How and why do river valleys change downstream?
River valleys are subjected to erosion, transportation and deposition.
Erosion is prominent near the source, especially vertical erosion. Lateral erosion takes over as a river gets further down its course.
Hydraulic action is the force of water hitting the bed and banks. This is most effective when water is moving fast and there is a lot of it.
Abrasion is when the load of the river repeatedly hits the reiver bed and baks, causing material to break off.
Attrition is when the stones and boulders carried in the river knock against each other and are weakened over time, causing parts to break off.
Solution occurs only when the river is flowing on certain rock types such as chalk and limestone, which are soluble in rainwater and are dissolved to become part of the river.
Transportation is the process of the river moving its load.
Traction is the method for moving very large material. The load is too heavy to leave the bed so the material is rolled along the bed of the river.
Saltation moves the small stones and grains by bouncing them along the bed. The lighter load moves in a hopping fashion.
Suspension is the means of carrying very fine material so that it floats in the water.
Solution is the dissolved load and this form of transportation only occurs over certain rock types that are soluble in rainwater such as chalk and limestone. The load is not visible.
Deposition is where the river leaves behind material it was carrying.

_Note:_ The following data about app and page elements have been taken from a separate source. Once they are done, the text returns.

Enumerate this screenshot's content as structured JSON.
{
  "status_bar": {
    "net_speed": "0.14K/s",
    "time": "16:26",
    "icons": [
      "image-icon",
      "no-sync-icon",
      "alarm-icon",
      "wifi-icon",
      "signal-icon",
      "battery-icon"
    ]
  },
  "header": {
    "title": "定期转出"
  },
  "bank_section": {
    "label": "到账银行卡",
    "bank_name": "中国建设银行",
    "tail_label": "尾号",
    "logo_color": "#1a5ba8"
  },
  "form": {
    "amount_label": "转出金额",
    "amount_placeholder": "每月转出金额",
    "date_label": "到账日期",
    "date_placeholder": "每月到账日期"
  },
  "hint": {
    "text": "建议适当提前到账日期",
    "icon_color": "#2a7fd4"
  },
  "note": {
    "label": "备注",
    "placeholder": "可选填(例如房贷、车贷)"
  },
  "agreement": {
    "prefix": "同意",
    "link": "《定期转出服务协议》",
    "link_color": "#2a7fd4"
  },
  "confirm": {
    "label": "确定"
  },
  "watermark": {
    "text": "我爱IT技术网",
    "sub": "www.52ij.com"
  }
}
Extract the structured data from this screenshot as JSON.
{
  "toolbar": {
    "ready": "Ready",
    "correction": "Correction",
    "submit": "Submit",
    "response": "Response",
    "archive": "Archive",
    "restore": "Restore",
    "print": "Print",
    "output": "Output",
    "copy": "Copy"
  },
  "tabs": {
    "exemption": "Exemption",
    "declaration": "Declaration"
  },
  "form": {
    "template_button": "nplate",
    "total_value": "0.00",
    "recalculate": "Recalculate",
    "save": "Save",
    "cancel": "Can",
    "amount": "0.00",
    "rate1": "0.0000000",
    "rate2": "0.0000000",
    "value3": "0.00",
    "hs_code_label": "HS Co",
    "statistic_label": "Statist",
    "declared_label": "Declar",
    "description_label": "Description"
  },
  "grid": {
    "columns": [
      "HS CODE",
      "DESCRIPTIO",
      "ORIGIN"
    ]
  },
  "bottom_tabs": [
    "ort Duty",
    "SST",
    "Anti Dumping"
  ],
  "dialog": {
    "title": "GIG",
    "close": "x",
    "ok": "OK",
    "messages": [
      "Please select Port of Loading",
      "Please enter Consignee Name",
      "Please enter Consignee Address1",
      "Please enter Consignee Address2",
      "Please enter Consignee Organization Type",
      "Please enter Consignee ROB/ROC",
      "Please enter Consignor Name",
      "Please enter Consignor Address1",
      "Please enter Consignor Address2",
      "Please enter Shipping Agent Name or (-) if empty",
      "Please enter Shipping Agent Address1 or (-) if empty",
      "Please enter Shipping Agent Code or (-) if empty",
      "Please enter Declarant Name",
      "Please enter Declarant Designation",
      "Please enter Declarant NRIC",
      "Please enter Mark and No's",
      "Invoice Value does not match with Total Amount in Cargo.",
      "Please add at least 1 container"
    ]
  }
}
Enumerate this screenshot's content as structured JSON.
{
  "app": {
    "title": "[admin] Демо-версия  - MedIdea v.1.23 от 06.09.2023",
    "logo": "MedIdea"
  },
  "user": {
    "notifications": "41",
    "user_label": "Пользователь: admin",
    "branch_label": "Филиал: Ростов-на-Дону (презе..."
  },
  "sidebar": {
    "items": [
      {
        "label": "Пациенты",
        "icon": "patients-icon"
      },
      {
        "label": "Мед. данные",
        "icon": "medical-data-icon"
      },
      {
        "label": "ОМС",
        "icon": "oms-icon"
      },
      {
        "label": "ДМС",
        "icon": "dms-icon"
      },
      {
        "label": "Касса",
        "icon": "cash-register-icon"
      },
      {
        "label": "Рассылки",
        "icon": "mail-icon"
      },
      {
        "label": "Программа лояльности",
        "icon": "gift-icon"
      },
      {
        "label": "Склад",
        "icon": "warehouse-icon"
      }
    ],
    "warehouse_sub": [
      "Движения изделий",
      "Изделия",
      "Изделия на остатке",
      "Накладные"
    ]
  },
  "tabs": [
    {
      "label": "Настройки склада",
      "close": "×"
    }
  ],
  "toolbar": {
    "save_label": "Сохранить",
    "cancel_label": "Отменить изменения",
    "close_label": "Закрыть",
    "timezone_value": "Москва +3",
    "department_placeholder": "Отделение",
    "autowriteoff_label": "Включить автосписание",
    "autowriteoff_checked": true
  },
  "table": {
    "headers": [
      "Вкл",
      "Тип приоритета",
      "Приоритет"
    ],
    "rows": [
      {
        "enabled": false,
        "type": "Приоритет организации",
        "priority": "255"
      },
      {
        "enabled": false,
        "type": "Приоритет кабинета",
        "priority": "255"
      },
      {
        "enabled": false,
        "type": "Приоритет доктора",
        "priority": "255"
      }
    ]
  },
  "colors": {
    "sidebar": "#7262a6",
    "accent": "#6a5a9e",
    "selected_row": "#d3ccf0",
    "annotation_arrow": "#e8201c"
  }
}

Largest material is deposited first because it is heaviest to carry. The smaller the load, the further it is transported…